Go through the entries below and pick out every line with "JSON".

* [Data to examine]
────────────────────────────────────────
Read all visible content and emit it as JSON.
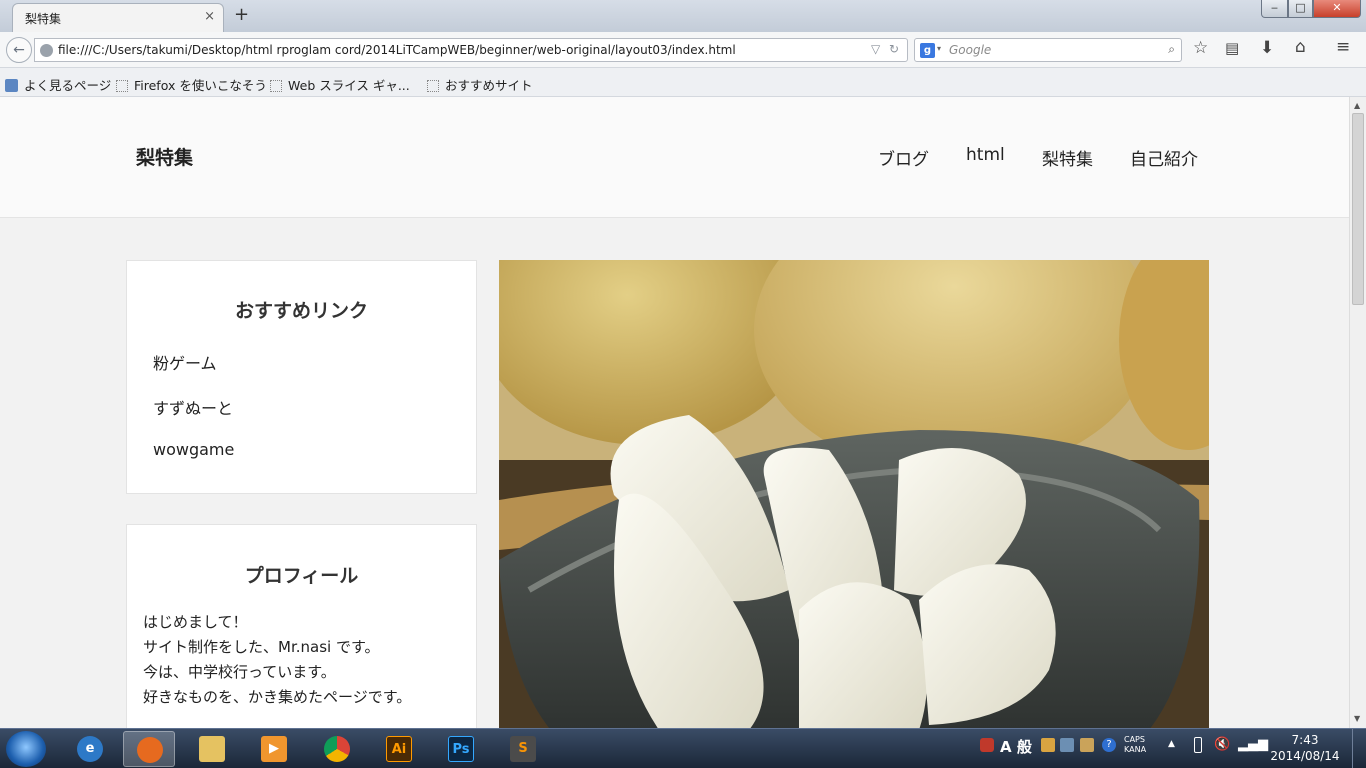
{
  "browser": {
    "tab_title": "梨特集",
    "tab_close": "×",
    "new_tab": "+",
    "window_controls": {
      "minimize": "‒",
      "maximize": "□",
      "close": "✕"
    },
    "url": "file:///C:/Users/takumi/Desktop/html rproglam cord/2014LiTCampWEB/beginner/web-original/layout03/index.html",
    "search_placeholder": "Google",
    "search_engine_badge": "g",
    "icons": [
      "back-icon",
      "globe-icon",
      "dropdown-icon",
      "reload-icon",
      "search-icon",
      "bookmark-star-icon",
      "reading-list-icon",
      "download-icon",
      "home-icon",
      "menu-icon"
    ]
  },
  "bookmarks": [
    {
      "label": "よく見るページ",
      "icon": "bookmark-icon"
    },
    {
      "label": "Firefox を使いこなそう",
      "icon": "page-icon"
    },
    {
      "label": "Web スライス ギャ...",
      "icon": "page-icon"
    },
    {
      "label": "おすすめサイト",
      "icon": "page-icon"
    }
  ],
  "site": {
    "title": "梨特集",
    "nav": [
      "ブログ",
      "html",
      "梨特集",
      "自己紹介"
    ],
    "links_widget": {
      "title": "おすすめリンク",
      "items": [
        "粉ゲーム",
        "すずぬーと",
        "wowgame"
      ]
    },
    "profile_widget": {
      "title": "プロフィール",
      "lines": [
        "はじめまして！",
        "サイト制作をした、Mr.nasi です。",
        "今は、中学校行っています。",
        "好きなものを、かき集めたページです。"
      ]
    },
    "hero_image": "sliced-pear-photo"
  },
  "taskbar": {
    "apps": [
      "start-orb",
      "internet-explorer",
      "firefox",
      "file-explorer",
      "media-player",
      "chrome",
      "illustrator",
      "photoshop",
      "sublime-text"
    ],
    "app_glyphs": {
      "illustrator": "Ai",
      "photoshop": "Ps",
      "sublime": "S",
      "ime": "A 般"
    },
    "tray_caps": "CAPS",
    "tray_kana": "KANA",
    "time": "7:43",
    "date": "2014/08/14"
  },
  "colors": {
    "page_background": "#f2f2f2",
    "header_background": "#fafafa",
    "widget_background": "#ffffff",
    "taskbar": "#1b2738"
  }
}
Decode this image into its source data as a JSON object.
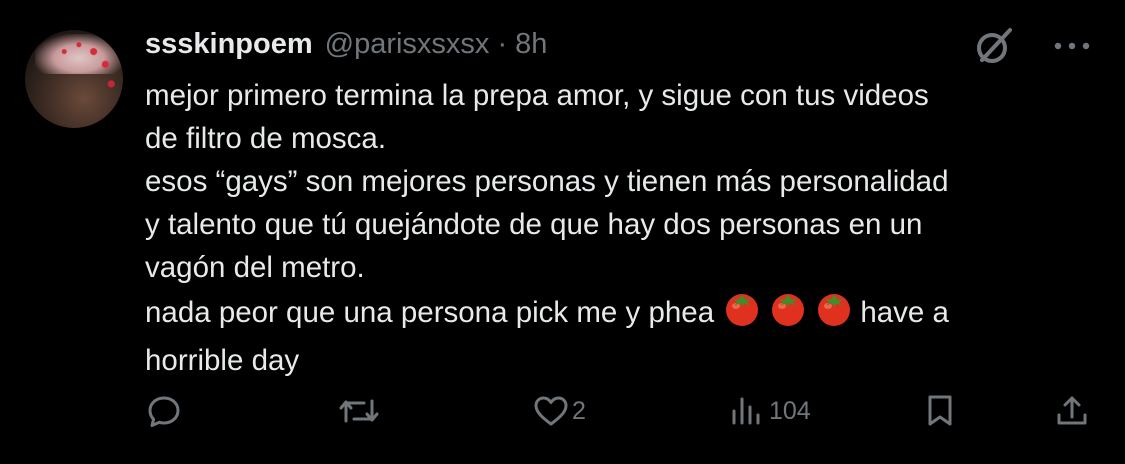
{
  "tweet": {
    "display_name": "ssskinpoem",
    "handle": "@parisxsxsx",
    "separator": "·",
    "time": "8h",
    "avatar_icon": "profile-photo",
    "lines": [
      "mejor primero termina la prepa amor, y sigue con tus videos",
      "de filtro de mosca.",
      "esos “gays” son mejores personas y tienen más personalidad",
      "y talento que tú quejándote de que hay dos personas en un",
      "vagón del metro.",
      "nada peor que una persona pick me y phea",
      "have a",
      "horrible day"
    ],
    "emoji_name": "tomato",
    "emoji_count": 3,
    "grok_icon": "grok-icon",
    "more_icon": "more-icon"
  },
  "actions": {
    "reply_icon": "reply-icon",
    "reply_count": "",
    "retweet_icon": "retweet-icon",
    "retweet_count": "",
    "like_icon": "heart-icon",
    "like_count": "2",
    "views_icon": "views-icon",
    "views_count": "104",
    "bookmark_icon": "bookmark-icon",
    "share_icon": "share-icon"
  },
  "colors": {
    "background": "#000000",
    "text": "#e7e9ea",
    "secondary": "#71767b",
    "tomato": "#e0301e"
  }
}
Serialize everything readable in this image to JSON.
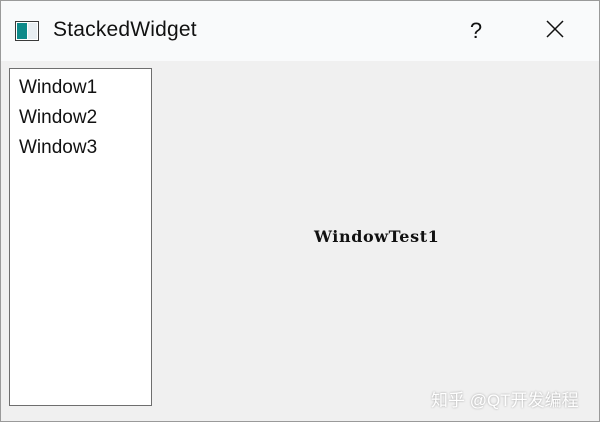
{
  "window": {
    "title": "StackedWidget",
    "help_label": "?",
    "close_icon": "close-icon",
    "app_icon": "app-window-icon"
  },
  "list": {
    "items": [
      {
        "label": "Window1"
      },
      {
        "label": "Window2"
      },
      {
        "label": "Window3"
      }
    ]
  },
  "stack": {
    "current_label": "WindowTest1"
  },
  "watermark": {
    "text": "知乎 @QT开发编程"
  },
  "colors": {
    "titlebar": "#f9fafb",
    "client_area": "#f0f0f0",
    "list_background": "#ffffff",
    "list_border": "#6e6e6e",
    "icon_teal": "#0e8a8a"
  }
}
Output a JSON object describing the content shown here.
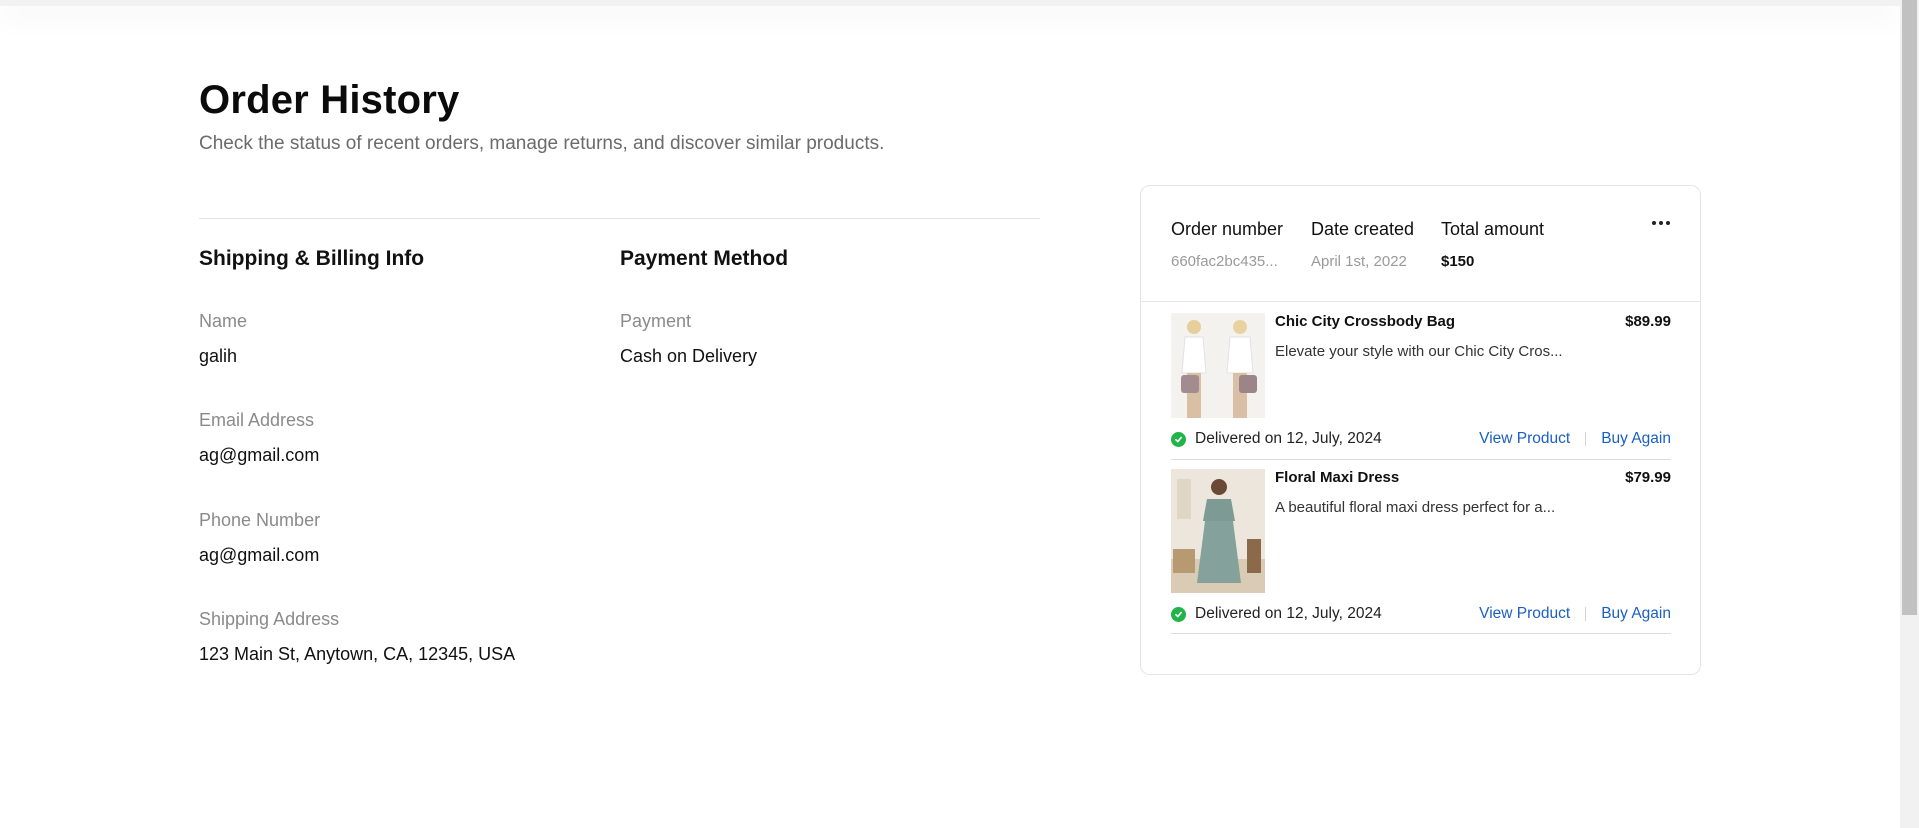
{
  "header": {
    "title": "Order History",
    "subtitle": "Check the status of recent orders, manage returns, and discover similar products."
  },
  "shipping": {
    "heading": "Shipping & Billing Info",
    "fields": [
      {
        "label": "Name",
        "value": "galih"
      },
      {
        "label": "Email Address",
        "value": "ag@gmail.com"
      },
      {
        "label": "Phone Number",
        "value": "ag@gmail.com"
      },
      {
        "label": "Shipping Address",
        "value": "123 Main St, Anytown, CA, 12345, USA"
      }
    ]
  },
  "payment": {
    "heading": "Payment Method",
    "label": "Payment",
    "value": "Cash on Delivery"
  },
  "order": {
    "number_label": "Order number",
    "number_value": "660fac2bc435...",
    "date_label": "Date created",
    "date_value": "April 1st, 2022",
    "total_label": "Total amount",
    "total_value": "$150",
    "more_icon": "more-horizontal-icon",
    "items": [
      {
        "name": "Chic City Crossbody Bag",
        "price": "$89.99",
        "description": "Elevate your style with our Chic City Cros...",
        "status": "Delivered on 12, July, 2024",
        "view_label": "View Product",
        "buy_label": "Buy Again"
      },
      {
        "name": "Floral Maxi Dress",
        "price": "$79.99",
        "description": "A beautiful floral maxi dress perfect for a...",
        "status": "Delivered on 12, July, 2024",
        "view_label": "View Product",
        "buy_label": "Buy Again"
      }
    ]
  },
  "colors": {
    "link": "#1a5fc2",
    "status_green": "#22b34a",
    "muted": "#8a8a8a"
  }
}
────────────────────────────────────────
* [Solution to the problem]
Read all visible content and emit it as JSON.
Decode this image into its source data as a JSON object.
Serialize everything readable in this image to JSON.
Output a JSON object describing the content shown here.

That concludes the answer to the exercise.